Here is what the critics had to say:
The Progressive Pages:
"A handful of words come to mind when thinking of the music on this album: bright, dynamic, brilliant, vibrant, enthralling. The acoustic guitar passages, a mix of different styles but with a definite Spanish/flamenco influence, are easily the best I've ever heard on a prog rock album."
January 30, 2001
"Progressive rock is usually not a part of my musical first aid kit. But when the pills taste as good as the ones from this band's candy store it's close to be sensational. The sound is brilliant and emphasizes the band's strong melodic character, the complexity of the compositions and the excellent performance. You can hear that these musicians play from the heart and that they have avoided most of the common prog rock traps. Very promising indeed!"
Beat The Blizzard
"The band's music is built on a moody, brooding intensity. Analog keys form the backbone, with a lot of acoustic and classical guitar adding the colour. At times I'm reminded of the more atmospheric German bands from the 70s, combined with some of the solemn textures of Timothy Pure (AKA early Pink Floyd). The melodies and song writing is absolutely superb, with a soft, yet melancholy Gothic tone throughout."
November 26, 2000
Mexico. Not exactly the land of progressive metal, or even metal at all. With a country bent on following much of the USA's mindless musical trends and going to extremes of kitsch that not even Britney Spears fans would be able to tolerate, both the metal and progressive rock movements have been chronically condemned into the underground and have thus been forced to develop there. Or move out of the country, as is the case with the excellent outfit Sonus Umbra.

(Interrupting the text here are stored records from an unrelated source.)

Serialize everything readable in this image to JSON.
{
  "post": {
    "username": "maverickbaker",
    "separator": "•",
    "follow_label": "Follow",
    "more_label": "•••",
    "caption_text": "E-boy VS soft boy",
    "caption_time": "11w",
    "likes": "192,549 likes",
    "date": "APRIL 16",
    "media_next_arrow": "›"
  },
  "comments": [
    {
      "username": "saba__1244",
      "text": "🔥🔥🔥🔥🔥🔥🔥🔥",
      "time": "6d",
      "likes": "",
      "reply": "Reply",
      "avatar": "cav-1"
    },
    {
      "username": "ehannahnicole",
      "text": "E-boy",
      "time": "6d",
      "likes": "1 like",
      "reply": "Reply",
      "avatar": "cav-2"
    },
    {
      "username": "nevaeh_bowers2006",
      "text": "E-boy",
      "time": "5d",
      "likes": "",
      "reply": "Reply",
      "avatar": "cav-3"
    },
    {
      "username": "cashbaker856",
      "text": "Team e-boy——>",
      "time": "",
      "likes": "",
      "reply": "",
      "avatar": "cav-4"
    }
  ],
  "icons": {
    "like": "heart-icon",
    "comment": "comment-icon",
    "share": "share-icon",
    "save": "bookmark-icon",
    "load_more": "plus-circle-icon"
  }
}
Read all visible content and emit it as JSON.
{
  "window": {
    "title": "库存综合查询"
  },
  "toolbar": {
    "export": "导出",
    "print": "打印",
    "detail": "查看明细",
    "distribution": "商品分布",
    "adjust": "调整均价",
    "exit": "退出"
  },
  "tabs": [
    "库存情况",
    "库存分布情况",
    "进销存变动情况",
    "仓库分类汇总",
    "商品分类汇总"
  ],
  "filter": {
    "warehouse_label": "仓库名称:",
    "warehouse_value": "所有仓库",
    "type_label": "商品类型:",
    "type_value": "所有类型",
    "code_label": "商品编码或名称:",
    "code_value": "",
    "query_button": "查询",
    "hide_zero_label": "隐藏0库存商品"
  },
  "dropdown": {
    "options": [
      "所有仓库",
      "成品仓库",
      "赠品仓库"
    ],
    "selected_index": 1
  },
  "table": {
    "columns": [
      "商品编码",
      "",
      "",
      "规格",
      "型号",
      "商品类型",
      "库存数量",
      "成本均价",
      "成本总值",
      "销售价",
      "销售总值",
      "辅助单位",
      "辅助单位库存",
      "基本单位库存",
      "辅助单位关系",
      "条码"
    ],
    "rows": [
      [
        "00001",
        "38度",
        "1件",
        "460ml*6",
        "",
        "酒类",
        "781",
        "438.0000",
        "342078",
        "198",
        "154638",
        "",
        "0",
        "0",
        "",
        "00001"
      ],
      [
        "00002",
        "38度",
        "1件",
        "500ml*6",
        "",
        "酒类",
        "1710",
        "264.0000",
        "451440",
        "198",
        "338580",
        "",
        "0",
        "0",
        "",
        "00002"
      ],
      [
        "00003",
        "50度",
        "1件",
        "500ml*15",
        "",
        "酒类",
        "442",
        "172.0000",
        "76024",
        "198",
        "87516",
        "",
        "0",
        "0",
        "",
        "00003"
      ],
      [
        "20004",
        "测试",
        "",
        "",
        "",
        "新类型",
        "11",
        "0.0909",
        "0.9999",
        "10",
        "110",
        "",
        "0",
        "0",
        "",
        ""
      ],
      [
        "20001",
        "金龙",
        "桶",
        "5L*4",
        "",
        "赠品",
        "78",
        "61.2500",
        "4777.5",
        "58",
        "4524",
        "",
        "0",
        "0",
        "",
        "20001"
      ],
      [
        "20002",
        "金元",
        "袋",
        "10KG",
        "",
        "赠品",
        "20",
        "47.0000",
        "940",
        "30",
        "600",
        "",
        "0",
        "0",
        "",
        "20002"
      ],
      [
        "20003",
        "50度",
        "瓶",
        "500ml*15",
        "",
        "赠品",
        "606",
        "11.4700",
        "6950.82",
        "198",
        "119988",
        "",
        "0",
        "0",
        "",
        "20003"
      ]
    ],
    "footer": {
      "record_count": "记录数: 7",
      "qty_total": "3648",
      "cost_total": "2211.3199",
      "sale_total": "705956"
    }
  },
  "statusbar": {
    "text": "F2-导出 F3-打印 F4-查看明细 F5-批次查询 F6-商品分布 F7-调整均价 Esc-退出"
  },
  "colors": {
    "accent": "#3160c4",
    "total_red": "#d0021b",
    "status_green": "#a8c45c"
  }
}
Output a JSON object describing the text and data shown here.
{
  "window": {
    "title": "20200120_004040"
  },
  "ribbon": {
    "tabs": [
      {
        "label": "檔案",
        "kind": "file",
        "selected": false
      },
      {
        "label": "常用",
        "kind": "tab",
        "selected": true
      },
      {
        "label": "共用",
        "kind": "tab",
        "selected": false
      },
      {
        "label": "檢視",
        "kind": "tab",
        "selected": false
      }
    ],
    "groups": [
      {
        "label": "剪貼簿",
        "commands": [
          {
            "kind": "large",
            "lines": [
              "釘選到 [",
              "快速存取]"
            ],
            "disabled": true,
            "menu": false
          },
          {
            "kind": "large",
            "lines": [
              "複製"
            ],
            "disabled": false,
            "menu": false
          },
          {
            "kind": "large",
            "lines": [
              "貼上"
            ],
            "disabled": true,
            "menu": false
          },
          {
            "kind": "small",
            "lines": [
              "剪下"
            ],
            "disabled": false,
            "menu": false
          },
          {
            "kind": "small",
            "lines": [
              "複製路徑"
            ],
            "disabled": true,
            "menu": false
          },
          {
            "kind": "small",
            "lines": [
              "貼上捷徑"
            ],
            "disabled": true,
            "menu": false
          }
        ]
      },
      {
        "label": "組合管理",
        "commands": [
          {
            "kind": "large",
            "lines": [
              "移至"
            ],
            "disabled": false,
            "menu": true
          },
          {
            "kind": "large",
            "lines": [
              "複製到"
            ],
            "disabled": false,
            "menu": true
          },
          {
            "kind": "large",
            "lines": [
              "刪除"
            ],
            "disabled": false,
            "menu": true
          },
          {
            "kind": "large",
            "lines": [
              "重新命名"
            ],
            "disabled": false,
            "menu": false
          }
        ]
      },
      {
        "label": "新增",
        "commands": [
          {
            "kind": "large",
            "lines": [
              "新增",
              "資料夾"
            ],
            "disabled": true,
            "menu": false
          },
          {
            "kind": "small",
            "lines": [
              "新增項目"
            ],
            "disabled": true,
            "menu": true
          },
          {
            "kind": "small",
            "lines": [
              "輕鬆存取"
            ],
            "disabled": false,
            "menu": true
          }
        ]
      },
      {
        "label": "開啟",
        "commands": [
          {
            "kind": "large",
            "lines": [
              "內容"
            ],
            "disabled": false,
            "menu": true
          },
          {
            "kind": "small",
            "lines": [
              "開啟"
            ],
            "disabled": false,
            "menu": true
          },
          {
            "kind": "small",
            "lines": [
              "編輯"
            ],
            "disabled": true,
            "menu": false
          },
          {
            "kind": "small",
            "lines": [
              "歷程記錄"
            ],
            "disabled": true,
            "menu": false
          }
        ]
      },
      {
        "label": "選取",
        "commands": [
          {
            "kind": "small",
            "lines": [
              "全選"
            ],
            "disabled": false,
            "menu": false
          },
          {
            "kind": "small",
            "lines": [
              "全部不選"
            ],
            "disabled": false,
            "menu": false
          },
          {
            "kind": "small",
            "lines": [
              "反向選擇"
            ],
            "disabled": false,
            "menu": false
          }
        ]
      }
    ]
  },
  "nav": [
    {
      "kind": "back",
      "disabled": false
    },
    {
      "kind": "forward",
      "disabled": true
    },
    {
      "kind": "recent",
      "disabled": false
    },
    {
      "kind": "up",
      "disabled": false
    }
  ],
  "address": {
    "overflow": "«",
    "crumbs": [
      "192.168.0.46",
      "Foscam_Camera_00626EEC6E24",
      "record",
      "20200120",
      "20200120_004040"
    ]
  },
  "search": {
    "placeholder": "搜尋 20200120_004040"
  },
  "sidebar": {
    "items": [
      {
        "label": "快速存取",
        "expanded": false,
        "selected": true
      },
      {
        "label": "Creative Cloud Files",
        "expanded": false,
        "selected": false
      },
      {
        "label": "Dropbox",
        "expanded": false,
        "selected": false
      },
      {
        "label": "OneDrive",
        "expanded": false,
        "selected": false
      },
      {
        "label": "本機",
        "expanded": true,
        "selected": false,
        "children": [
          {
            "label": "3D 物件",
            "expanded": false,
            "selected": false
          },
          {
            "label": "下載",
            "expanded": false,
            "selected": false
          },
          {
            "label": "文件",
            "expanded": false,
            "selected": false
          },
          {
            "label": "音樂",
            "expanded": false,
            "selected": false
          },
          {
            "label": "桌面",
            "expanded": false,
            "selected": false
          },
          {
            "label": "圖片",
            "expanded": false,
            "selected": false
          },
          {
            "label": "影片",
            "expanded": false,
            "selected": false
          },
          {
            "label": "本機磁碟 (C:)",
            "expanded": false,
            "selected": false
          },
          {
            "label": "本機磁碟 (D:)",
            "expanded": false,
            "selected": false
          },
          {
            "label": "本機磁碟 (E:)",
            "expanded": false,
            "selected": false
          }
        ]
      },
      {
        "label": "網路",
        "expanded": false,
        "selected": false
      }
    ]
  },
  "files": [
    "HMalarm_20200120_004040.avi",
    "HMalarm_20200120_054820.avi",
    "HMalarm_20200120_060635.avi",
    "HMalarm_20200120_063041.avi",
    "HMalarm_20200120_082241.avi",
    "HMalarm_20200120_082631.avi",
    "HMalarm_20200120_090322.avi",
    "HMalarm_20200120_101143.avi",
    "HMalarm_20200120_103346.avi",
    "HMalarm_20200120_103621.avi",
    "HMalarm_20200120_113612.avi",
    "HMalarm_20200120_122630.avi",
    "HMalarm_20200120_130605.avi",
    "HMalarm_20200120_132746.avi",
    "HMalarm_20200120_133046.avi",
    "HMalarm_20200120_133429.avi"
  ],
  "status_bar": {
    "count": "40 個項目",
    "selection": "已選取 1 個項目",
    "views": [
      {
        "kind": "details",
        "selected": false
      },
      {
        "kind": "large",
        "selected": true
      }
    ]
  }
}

Only the wanderlust was only physical, not mental.
I have rarely been able to witness such a perfect incorporation of national traditions into progressive metal as the one found on Snapshots From Limbo, with bassist/keyboardist Luis Nasser's imaginative lyrics imbuing the album with characteristically Mexican peculiarities such as fatalism, innocence, and a grim fascination with death. Worry not, however, as his tales are far from barbaric narrations of destruction and violence, being instead an intelligent and extremely interesting reflection of what makes Mexican culture so distinctive.
This, however, is not really National Geographic, so I better start commenting on the music instead of purporting to be a cultural expert. What you should be glad about right now is that the above paragraph was not a waste of time, but recognition of a band's lyrical excellence, which extends itself to musical style as well. As soon as the lullaby gentility of "Ghosts From the Past" begins to dance around dreamily, the listener is absorbed gradually into a gorgeous listening experience and introduced to a sparse effectiveness that precludes all flashy idiocy and concentrates on what's really important: the music.
What makes Snapshots From Limbo so engaging is a uniqueness that draws elements from multiple fields of heavy and progressive metal to present a somber and often epic musical picture, which is found, for instance, in the impossibly edgy solo that guitarist Ricardo Gómez provides for the heavy instrumental "Doppelganger." The honesty and raw emotion that the record evokes, however, doesn't stop there, as tracks such as "Soul Dusk" and the insanely brilliant story of "Insects" shine with a sincerity that would reach perfection if only it wasn't for a production that needs a bit more solidness and Andrés Aullet's at-times-too-plain vocals. These, however, are things that are soon forgotten when one considers the appealing originality of a band that has not only developed its own sound, but a brilliantly new lyrical approach. Put simply: this is music that is not to be toyed around with.
-by Marcelo Silveyra